In conclusion, Xi’s extensive anti-corruption program, especially compared to his predecessors, has had an unprecedented effect on Chinese politics and society, and according to Xi and CDDI Secretary Wang Qishan, there is little incentive to discontinue it. As Atlantic Monthly writers Macabe Keliher and Hsinchao Wu explain however,

[Xi] has embarked on an apparent effort, unprecedented in the modern world, to transform the people who make up the state, rather than the structure of the state itself. He appears to be betting that transforming the moral character of officials will enable him to leave intact the institutional structure of the one-party state.

There is serious doubt that such a goal can come to fruition in the modern world, and in my eyes, Xi’s determination to eradicate corruption with the ulterior motives of consolidating political power and strengthening ideological control will ultimately backfire, as business and government operating inefficiently in constant fear of prosecution, and provincial governments serving as puppets of the central government are simply unsustainable means of political rule. I sympathize the most with the Chinese people, who have now endured the two polar ends of corruption in China – rampant corruption and corruption replaced by disguised authoritarianism. In both scenarios, the citizens tend to suffer the worst of the sociopolitical, legal, and economic repercussions.


Ryan Niksa

Author: Ryan Niksa

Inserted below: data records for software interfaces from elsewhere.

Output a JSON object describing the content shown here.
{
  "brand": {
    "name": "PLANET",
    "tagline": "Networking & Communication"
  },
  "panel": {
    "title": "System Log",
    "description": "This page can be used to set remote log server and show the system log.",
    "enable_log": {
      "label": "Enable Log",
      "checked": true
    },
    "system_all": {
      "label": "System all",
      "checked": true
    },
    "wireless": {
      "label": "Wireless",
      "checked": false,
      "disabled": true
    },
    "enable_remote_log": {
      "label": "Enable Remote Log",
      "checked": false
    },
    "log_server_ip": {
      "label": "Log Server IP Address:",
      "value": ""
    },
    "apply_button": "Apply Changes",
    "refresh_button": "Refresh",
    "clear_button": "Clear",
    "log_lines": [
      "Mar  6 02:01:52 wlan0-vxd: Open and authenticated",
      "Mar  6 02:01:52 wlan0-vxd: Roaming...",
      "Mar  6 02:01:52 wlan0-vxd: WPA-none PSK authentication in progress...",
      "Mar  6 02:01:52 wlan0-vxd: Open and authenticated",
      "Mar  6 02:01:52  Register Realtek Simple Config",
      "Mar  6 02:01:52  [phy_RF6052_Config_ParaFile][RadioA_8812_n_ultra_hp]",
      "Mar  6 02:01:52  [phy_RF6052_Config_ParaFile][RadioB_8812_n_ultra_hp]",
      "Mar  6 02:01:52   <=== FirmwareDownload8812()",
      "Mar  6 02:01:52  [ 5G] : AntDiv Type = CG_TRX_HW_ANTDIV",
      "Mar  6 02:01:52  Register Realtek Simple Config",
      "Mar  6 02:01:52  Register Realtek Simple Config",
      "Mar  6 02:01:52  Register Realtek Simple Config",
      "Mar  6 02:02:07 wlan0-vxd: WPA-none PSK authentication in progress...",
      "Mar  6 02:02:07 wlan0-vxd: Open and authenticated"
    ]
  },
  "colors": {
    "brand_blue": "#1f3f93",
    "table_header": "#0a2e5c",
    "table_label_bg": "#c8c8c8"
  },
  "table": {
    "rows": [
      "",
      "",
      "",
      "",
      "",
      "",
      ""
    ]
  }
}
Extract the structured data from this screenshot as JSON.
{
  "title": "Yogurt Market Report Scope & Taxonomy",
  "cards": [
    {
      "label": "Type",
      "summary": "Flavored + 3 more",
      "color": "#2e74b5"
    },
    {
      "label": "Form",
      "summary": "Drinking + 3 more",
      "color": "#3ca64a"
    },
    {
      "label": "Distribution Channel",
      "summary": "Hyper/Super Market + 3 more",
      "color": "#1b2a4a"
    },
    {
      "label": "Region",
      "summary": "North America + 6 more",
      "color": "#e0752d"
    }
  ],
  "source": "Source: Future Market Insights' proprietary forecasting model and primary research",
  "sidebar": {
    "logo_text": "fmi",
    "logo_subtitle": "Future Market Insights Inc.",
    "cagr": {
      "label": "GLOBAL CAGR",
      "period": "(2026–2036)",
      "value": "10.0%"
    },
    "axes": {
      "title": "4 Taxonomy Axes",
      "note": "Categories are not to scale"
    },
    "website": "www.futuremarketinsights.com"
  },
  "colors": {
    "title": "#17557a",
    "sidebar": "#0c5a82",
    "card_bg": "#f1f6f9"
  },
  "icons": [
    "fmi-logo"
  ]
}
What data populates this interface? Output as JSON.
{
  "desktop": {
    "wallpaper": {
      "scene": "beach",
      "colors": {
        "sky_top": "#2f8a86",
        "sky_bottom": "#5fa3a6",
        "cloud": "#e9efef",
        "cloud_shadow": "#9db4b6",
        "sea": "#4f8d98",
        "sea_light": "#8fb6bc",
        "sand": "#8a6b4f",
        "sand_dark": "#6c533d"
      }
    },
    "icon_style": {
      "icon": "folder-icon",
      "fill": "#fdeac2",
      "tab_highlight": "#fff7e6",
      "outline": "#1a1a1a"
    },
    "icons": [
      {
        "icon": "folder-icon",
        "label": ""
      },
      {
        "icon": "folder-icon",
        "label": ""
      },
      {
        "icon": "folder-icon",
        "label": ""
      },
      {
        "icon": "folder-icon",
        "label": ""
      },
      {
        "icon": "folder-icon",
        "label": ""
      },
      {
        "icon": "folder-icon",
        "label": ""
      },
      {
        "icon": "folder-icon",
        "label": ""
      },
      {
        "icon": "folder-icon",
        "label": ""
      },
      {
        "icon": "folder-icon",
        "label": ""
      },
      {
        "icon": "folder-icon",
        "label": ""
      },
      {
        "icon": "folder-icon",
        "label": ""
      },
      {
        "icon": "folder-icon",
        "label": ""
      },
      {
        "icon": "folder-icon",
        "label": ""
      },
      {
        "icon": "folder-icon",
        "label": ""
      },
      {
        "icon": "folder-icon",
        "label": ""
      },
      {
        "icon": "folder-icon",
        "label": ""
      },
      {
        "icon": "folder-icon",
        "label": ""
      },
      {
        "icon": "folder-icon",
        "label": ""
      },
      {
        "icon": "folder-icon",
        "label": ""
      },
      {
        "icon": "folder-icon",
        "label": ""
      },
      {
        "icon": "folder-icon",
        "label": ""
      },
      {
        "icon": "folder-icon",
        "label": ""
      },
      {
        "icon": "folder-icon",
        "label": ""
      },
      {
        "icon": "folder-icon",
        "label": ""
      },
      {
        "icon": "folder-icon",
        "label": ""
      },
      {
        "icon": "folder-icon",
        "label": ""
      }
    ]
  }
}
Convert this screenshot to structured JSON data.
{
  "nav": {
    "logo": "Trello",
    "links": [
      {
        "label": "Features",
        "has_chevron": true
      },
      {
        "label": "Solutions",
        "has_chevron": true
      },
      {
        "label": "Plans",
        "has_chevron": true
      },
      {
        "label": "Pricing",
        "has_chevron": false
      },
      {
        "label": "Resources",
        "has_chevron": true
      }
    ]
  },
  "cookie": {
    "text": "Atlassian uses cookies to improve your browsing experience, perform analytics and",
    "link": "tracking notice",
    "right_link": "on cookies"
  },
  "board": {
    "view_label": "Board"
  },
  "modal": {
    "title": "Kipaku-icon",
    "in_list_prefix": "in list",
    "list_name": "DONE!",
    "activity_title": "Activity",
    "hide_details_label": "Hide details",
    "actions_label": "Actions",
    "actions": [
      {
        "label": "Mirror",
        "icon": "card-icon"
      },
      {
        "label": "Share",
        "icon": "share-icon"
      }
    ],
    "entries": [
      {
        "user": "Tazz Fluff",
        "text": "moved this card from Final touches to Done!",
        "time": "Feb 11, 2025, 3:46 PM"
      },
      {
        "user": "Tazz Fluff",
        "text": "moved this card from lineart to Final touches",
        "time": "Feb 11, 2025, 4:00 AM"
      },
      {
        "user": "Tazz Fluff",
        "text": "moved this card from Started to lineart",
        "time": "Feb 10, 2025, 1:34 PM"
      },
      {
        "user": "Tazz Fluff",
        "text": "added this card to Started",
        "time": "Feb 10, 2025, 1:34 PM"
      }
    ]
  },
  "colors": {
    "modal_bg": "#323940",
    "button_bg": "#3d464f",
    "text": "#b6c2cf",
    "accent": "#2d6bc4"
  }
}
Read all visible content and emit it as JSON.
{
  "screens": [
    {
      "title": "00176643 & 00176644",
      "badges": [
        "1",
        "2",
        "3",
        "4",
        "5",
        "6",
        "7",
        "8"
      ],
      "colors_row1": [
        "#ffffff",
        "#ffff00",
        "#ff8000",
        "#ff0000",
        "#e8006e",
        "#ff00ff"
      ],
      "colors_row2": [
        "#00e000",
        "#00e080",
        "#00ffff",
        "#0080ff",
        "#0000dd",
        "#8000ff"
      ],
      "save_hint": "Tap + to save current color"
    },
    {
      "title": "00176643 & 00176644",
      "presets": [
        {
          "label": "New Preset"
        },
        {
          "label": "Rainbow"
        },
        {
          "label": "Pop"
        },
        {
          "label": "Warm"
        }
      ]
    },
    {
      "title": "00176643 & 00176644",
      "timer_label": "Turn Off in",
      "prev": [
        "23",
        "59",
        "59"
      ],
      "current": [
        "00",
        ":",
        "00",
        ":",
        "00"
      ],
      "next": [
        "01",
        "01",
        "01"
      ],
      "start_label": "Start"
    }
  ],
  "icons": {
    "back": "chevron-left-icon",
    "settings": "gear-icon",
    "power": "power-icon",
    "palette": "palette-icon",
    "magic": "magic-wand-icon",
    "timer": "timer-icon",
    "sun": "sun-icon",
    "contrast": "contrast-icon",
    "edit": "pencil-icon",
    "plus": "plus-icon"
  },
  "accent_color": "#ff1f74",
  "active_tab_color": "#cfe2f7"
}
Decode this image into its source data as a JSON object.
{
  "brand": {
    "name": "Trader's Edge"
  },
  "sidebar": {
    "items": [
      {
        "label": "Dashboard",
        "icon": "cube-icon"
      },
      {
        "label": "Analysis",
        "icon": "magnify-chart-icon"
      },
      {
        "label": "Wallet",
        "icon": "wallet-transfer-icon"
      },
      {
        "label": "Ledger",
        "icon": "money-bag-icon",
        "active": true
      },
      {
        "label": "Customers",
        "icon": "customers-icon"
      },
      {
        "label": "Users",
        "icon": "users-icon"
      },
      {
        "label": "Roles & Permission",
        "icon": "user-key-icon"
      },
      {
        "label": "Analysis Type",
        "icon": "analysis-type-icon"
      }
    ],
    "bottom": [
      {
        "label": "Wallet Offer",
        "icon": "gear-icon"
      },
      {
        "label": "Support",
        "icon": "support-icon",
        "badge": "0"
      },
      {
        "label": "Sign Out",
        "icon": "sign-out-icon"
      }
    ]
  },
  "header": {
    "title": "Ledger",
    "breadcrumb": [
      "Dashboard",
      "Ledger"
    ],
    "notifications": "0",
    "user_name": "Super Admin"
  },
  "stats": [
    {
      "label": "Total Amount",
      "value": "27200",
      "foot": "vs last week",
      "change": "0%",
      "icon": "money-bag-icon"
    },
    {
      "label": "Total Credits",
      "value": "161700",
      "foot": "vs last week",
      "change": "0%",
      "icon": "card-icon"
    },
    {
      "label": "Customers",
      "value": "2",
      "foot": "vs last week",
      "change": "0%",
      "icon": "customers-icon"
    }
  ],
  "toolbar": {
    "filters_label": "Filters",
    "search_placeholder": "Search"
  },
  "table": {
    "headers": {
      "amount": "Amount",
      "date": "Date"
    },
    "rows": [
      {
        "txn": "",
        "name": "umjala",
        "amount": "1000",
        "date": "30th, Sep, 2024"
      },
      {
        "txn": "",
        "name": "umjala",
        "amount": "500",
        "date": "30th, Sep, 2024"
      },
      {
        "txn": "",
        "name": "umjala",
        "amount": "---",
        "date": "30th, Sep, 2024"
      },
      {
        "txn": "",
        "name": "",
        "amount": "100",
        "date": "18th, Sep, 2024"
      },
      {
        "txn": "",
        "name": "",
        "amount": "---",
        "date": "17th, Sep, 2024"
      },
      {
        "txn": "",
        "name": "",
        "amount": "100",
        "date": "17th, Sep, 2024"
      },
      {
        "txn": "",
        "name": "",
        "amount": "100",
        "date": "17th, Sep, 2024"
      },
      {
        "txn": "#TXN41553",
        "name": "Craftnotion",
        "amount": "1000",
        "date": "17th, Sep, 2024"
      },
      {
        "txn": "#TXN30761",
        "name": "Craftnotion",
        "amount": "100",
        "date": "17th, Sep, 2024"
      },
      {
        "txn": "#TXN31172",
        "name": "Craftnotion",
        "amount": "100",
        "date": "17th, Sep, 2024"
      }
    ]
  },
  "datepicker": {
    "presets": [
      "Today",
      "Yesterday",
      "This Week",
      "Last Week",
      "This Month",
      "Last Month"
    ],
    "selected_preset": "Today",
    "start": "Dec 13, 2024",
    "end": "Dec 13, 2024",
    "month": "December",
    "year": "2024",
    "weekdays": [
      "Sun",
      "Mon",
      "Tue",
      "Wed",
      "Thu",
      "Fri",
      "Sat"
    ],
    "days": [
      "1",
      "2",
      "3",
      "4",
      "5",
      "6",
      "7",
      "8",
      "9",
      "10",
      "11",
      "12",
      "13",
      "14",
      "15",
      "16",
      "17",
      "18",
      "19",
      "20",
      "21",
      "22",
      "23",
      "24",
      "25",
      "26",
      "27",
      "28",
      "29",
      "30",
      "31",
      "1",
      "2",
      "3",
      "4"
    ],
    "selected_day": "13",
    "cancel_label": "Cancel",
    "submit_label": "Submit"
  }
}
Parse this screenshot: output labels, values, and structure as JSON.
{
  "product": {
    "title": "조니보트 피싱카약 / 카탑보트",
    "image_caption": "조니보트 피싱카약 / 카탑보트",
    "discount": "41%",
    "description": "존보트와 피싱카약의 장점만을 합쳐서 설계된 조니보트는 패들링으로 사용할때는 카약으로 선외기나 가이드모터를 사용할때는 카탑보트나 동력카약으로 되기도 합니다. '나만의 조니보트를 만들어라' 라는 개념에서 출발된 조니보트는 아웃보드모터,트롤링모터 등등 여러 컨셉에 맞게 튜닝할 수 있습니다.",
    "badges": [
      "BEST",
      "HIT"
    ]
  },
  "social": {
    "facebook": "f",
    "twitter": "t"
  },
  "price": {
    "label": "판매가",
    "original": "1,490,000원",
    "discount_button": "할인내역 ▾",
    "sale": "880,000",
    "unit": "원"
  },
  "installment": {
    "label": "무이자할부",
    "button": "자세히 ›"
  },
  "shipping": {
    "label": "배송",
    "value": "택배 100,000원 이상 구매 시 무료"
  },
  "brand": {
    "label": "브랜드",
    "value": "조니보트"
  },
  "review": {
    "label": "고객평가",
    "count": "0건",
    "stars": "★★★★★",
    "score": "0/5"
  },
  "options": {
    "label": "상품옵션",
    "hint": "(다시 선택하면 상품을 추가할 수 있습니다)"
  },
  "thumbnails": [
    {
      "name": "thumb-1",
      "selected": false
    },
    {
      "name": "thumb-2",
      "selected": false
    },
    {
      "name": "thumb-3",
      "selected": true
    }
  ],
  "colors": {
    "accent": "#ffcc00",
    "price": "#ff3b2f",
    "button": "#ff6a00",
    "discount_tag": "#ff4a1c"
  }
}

Born and raised in the San Francisco Bay Area, Ryan Niksa is a freshman in the Elliott School, double majoring in International Affairs and Economics, and hoping to concentrate in Conflict Resolution. Ryan possesses a special interest in international criminal law, Chinese politics and foreign policy, transnational security, and Asian languages and cultures. In his free time, Ryan enjoys exploring Washington, D.C. with friends, reading up on current events, playing soccer, and rooting for his favorite American and European football teams, the Carolina Panthers and Arsenal F.C. He is also a proud member of the Pre-Law Student Association, and regularly writes articles for their blog, the GW Justice Journal.